**TASK PROMPT:** Look through the records below and give the number of lines holding the string "CENTER", nothing more.

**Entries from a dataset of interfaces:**

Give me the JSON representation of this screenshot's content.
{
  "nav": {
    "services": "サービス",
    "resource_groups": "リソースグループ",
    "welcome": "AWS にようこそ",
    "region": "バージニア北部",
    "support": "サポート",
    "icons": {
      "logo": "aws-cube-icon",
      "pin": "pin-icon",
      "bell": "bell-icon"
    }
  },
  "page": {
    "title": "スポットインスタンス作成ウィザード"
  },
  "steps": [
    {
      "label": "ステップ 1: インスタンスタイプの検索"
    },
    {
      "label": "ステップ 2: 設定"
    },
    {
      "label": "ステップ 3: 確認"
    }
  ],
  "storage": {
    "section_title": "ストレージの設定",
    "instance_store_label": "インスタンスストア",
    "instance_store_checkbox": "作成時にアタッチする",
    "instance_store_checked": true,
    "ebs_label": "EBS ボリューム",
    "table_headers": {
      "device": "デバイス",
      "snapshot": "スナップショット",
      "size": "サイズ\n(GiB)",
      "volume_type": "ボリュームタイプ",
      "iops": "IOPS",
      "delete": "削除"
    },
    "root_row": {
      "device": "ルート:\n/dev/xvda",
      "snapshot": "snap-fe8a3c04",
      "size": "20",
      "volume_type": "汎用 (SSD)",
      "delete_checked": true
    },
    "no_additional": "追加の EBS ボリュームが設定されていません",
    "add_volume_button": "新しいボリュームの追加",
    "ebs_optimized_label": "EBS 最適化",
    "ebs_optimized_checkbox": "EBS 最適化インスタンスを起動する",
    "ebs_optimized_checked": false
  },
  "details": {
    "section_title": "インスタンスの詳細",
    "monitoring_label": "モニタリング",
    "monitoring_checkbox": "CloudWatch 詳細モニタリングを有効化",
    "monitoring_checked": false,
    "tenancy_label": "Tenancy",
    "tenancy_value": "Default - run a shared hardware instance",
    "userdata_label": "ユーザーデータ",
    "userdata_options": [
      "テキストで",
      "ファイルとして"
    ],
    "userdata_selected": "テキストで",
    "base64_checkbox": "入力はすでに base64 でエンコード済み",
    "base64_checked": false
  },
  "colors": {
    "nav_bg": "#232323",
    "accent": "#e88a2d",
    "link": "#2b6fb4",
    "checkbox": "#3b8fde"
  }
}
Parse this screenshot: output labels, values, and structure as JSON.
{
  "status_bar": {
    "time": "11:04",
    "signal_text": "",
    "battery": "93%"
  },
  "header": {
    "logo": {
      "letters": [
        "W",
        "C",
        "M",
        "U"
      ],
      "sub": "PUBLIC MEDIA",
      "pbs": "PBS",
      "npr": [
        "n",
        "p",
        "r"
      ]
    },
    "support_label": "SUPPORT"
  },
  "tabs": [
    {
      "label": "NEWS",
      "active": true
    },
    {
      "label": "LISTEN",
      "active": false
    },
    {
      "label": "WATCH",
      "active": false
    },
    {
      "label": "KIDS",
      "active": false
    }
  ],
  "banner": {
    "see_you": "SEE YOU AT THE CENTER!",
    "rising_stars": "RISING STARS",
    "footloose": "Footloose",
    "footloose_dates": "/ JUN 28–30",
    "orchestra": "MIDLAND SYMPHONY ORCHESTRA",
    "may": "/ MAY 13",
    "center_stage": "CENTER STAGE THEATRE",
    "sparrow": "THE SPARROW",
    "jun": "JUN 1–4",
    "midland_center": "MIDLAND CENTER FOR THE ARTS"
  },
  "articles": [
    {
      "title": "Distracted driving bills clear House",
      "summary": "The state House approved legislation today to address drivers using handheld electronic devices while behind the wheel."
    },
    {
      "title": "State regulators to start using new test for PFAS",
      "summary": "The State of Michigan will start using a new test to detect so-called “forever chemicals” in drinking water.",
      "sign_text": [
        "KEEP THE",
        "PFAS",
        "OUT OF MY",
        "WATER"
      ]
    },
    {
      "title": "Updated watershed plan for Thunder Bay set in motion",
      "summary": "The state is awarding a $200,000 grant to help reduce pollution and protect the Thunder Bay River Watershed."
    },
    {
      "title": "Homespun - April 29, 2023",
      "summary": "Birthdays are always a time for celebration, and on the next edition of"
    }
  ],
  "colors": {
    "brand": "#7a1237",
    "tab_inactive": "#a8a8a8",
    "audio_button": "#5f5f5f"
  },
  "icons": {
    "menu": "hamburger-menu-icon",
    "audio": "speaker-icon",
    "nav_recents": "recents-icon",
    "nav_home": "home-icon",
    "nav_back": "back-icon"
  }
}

**SOLUTION TO THE PROBLEM:** 3